Back at the farmhouse, Hugh shows us how he can rustle up the steers from the comfort of his deck with the help of his clever dog. We also feed bread to the silver amur carp, who eat weeds and grass clippings as well as the weeping willow branches dangling over their pond next to the main house.
We leave the farm in the afternoon for a show at the Kumara Box, which mixes Kaipara travelogue, kumara history, curios and comedy. Ernie, who runs the show, takes us around his kumara farm in a homemade train pulled by a tractor. He shows us one joke after the other on the route, even the smallest chapel in New Zealand, built in a paddock.
It's getting late but the sun is still shining so we drive out to Baylys Beach for a dinner of fish and chips at The Funky Fish Cafe. It's worth the drive: family friendly, affordable, great food and just as the name suggest: funky - especially the bathrooms.
As we arrive back at the farm, both our children ask to go to bed. Other parents will know that's not usual back in the city, but it means one thing: an early wake-up call, so in the morning we try the outdoor hot tub as the dawn chorus serenades us from the tops of trees.
Before we leave, Hugh brings out his "chariot", which is a motorbike pulling something like an old plastic trough. He gives us a ride around the farm on it and we're waved off just as the heavy rain starts up again. It was a memorable rural break in the weather, full of charm from both the hosts and the rolling hills.
DOWN ON THE FARM
Tangowahine: offers a suite ($165 per night), a farm cottage ($235 per night) and an eco annex, available only with hire of the suite or cottage ($60 per night).

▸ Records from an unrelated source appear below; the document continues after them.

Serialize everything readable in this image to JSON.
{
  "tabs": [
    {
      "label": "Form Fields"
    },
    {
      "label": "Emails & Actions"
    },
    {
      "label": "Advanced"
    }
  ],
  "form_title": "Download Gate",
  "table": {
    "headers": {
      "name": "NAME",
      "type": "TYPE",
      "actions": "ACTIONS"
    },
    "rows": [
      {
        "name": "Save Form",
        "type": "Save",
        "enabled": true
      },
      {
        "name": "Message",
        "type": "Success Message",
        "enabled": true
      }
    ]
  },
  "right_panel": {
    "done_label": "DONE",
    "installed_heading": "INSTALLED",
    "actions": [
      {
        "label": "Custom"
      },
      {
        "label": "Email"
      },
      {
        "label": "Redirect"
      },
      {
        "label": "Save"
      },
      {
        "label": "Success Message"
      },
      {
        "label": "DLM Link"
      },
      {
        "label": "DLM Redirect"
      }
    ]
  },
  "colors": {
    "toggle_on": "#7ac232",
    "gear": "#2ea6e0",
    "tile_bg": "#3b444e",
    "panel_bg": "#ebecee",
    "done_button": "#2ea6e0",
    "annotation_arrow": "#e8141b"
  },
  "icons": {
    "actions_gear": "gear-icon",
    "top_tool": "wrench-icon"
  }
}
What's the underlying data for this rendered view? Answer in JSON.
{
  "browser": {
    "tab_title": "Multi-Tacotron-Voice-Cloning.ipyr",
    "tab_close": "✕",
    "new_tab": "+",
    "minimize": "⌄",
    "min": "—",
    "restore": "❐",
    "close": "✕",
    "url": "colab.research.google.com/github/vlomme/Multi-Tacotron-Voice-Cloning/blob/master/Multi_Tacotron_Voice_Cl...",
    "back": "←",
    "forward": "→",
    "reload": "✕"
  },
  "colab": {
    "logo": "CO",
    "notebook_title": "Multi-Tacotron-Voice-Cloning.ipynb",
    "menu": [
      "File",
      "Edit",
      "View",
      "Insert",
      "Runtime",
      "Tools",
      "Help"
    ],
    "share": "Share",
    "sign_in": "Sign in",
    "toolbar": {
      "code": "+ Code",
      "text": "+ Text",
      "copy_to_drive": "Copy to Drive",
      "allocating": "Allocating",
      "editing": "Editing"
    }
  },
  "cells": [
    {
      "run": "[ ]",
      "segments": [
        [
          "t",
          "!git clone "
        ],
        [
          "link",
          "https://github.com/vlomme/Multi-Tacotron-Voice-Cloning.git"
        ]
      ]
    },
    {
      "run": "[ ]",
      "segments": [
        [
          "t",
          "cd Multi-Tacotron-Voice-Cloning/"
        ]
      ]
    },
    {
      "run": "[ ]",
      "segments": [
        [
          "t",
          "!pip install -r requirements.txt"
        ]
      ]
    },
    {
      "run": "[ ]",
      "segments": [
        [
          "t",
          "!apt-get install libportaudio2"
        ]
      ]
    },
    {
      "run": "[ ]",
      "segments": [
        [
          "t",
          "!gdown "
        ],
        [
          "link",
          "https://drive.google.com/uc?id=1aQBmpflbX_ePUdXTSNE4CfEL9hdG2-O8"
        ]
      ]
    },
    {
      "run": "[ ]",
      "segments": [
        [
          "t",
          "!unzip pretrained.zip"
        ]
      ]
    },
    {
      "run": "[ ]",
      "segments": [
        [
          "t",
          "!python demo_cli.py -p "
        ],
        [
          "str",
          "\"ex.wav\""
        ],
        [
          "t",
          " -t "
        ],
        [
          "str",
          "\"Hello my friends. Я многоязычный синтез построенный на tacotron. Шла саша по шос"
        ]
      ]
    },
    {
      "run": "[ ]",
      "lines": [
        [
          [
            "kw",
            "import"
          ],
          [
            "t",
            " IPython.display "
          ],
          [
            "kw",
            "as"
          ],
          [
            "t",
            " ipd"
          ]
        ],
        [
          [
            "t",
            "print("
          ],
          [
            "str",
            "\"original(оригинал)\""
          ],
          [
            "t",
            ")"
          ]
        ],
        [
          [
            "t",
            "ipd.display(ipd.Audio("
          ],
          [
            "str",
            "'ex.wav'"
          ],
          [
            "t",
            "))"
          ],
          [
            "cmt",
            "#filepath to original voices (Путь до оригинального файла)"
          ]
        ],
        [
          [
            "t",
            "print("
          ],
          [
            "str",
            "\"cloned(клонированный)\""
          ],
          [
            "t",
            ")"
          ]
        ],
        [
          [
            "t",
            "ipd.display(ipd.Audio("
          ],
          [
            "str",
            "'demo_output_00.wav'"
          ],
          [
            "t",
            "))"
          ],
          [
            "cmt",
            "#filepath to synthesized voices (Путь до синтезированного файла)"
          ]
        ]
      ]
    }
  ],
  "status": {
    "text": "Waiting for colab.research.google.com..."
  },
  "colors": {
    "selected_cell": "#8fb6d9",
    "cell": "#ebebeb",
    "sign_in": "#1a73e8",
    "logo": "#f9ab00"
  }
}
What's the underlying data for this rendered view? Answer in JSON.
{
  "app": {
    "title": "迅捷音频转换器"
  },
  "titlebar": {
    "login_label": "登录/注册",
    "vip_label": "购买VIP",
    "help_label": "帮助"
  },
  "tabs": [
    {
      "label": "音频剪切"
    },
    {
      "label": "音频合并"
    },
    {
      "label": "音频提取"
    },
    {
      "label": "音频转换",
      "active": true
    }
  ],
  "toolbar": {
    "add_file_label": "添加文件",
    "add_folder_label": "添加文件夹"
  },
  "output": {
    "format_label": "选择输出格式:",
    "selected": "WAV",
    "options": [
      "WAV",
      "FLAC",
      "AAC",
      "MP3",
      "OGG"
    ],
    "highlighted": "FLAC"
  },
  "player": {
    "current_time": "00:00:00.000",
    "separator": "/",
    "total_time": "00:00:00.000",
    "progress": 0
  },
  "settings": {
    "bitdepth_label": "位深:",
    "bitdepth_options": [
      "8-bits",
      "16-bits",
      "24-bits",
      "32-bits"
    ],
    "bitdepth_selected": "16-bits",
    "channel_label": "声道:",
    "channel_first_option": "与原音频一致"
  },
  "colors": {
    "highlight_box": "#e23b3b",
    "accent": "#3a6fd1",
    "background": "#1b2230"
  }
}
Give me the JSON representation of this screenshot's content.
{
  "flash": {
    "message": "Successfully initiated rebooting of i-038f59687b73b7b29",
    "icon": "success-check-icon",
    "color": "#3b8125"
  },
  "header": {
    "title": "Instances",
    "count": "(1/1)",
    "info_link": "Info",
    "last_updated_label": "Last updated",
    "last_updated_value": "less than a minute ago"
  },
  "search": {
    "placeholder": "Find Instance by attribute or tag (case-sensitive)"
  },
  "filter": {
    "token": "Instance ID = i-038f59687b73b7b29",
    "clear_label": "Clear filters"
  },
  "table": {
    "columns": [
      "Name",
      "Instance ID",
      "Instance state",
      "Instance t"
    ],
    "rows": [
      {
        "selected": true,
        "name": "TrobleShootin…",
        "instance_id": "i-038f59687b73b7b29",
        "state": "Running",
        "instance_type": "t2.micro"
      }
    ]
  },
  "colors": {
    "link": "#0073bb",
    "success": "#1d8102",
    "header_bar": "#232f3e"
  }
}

Matakohe Kauri Museum for the history of kauri logging.
The Kumara Box costs $20 for the show, $10 for the tractor ride.
Next to an observatory built in someone's front garden is The Funky Fish Cafe.
Gumdiggers Cafe across from the Kauri Museum sells steak and kumara pies, kumara top pies, and burgers named after famous kauri trees. Ph: (09) 431 7075.